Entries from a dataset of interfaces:
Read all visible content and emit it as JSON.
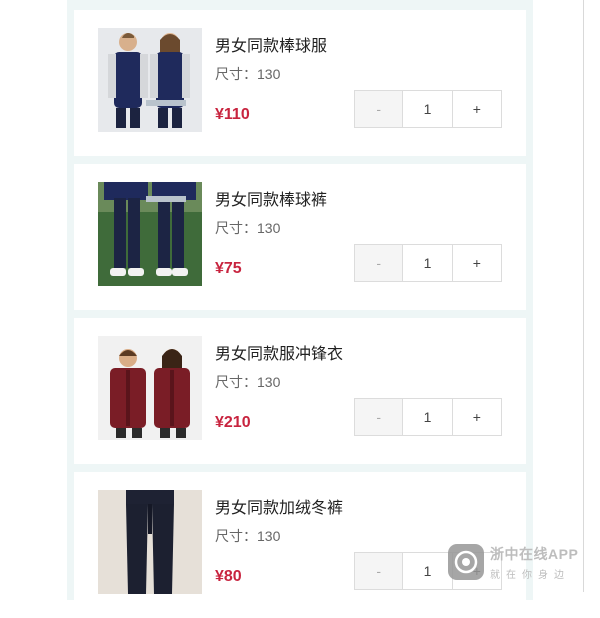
{
  "cart": {
    "items": [
      {
        "name": "男女同款棒球服",
        "size_label": "尺寸：130",
        "price": "¥110",
        "minus": "-",
        "qty": "1",
        "plus": "+"
      },
      {
        "name": "男女同款棒球裤",
        "size_label": "尺寸：130",
        "price": "¥75",
        "minus": "-",
        "qty": "1",
        "plus": "+"
      },
      {
        "name": "男女同款服冲锋衣",
        "size_label": "尺寸：130",
        "price": "¥210",
        "minus": "-",
        "qty": "1",
        "plus": "+"
      },
      {
        "name": "男女同款加绒冬裤",
        "size_label": "尺寸：130",
        "price": "¥80",
        "minus": "-",
        "qty": "1",
        "plus": "+"
      }
    ]
  },
  "watermark": {
    "title": "浙中在线APP",
    "subtitle": "就在你身边"
  },
  "colors": {
    "price": "#c8243f",
    "background": "#eef6f6"
  }
}
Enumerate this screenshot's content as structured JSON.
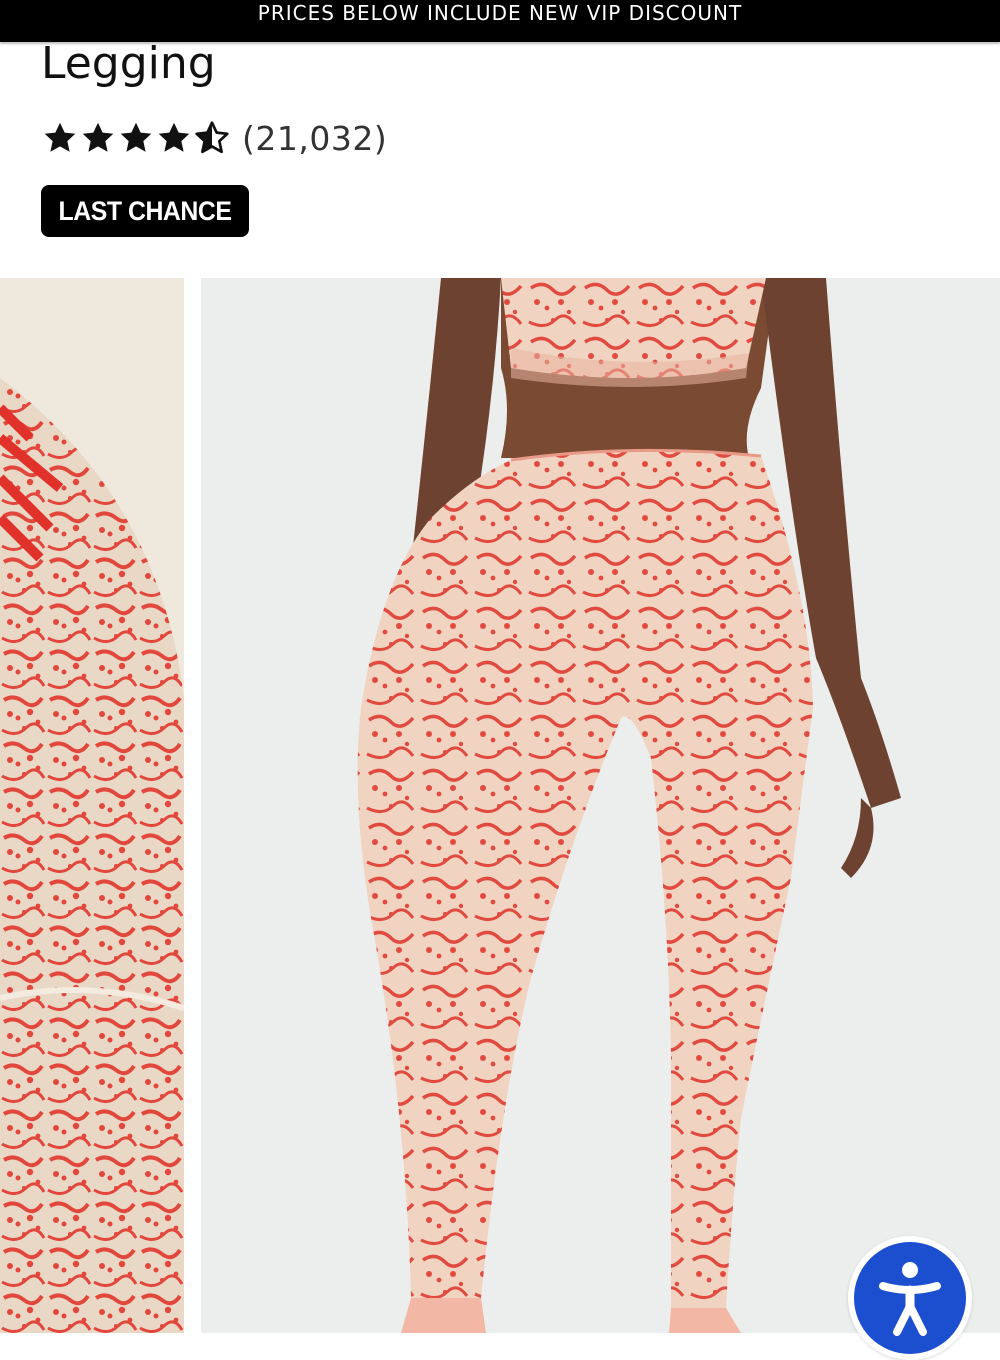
{
  "promo": {
    "text": "PRICES BELOW INCLUDE NEW VIP DISCOUNT"
  },
  "product": {
    "title": "Legging",
    "rating": 4.5,
    "review_count": "(21,032)",
    "badge": "LAST CHANCE"
  },
  "colors": {
    "accent": "#000000",
    "print_red": "#e2473c",
    "print_base": "#efd5c2",
    "accessibility_blue": "#1c4fcf"
  },
  "icons": {
    "star": "star-icon",
    "half_star": "star-half-icon",
    "accessibility": "accessibility-icon"
  }
}
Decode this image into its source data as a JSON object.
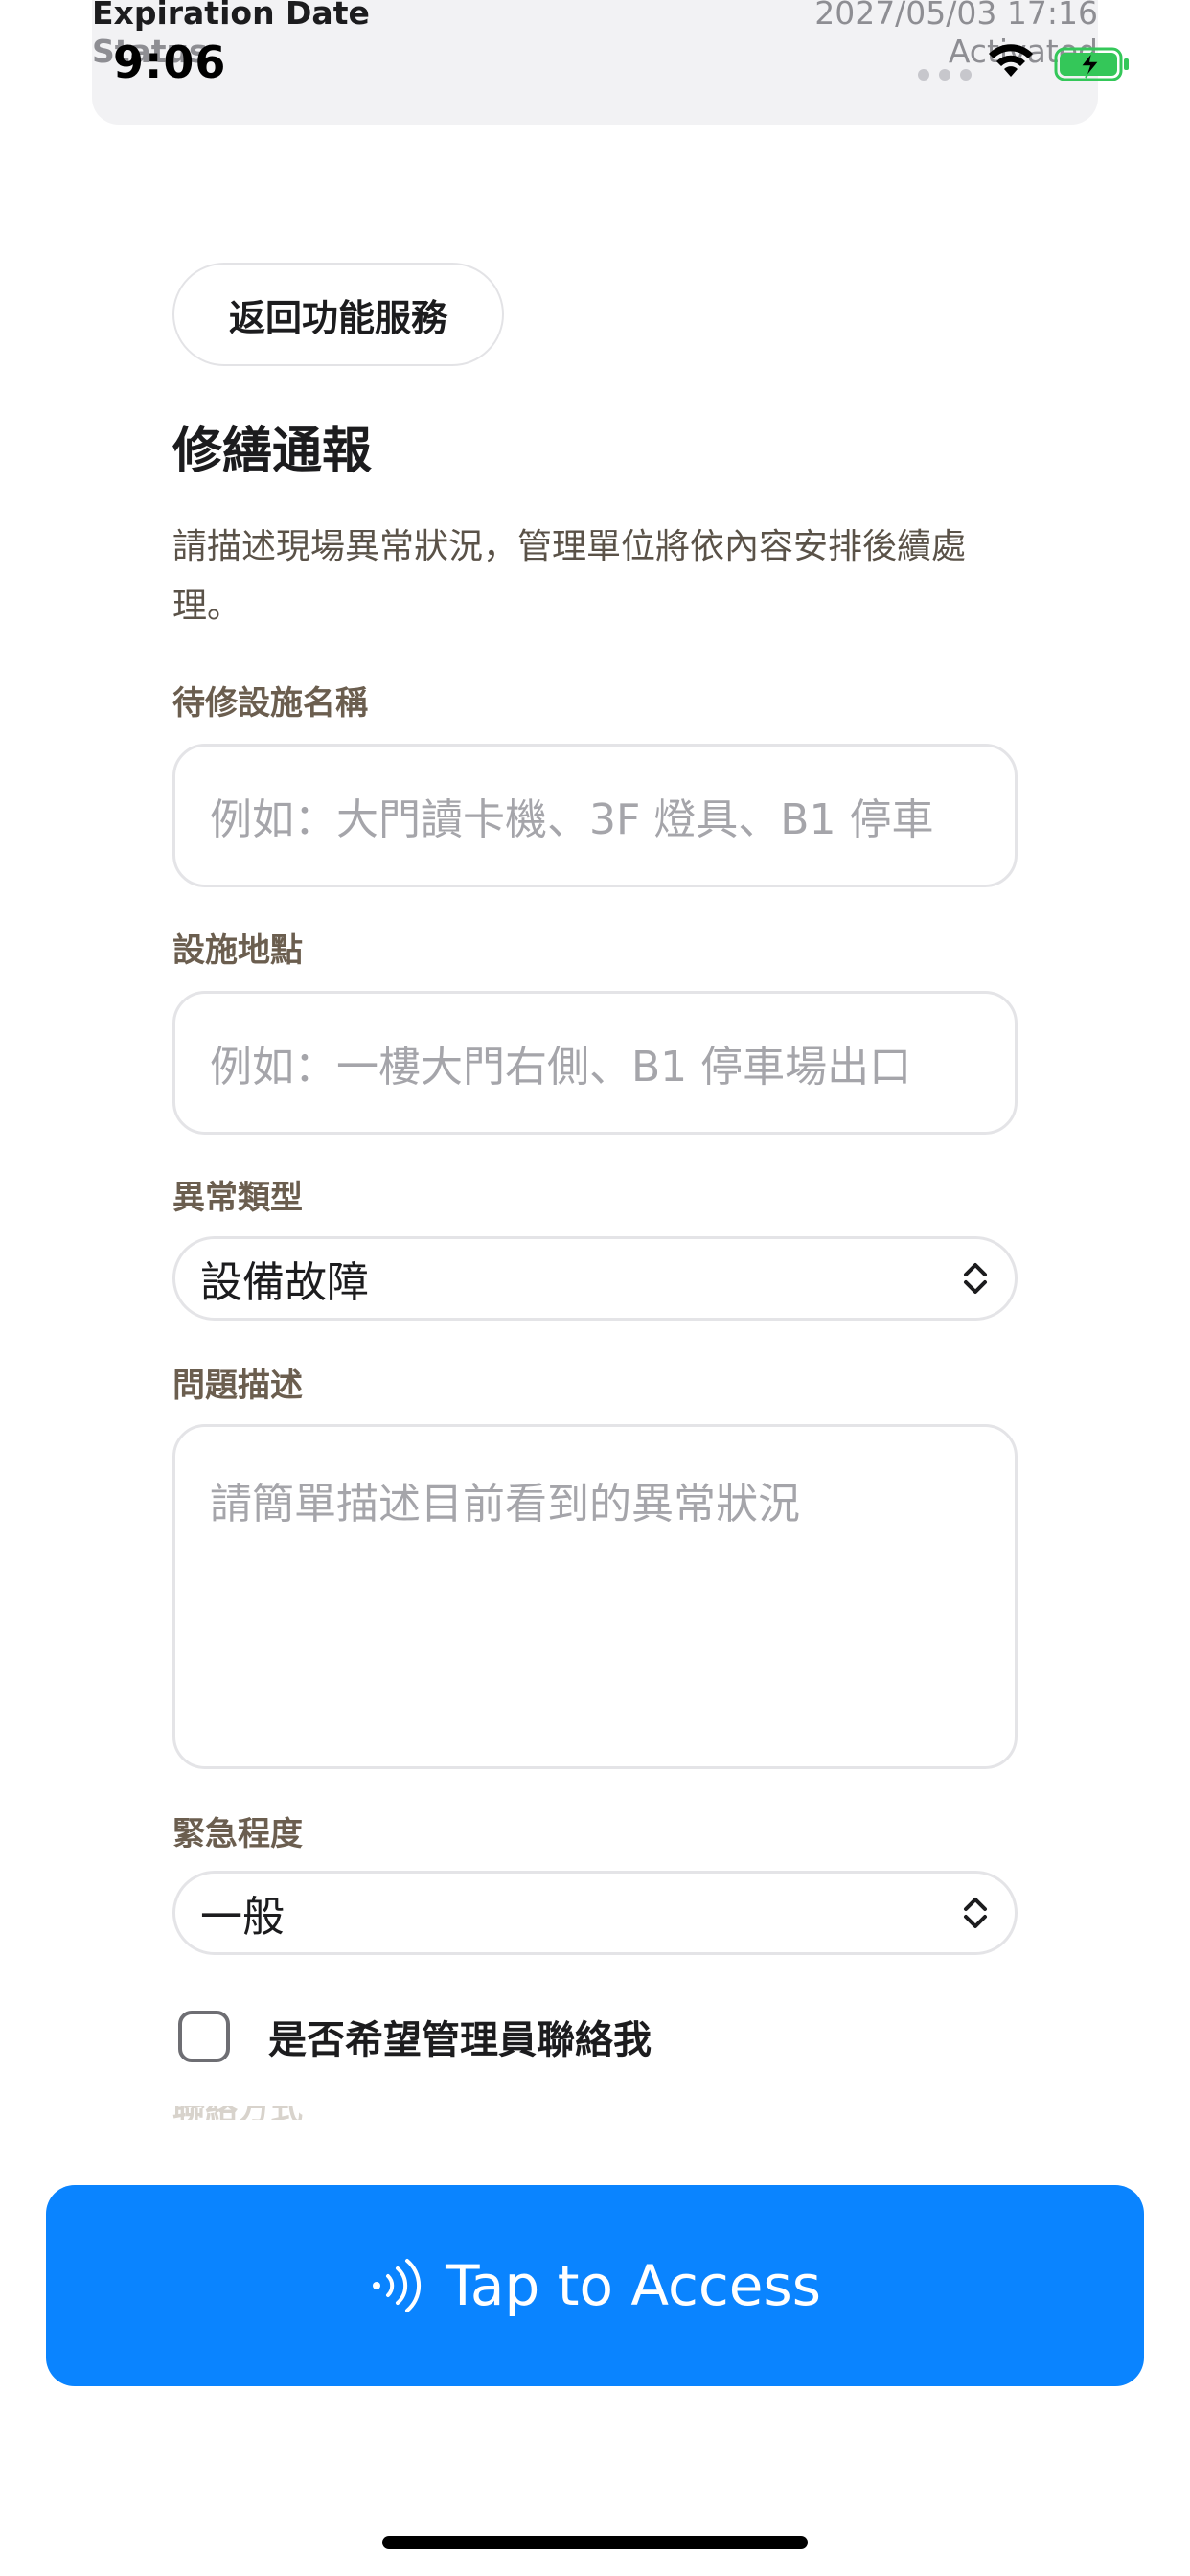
{
  "status_bar": {
    "time": "9:06"
  },
  "top_card": {
    "row1_label": "Expiration Date",
    "row1_value": "2027/05/03 17:16",
    "row2_label": "Status",
    "row2_value": "Activated"
  },
  "back_button": "返回功能服務",
  "title": "修繕通報",
  "description": "請描述現場異常狀況，管理單位將依內容安排後續處理。",
  "form": {
    "facility_name": {
      "label": "待修設施名稱",
      "placeholder": "例如：大門讀卡機、3F 燈具、B1 停車"
    },
    "location": {
      "label": "設施地點",
      "placeholder": "例如：一樓大門右側、B1 停車場出口"
    },
    "issue_type": {
      "label": "異常類型",
      "selected": "設備故障"
    },
    "issue_description": {
      "label": "問題描述",
      "placeholder": "請簡單描述目前看到的異常狀況"
    },
    "urgency": {
      "label": "緊急程度",
      "selected": "一般"
    },
    "contact_me": {
      "label": "是否希望管理員聯絡我",
      "checked": false
    },
    "next_label_partial": "聯絡方式"
  },
  "tap_button": {
    "label": "Tap to Access",
    "icon": "nfc-icon",
    "color": "#0a84ff"
  }
}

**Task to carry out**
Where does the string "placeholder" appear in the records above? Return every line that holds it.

**Task answer**
      "placeholder": "例如：大門讀卡機、3F 燈具、B1 停車"
      "placeholder": "例如：一樓大門右側、B1 停車場出口"
      "placeholder": "請簡單描述目前看到的異常狀況"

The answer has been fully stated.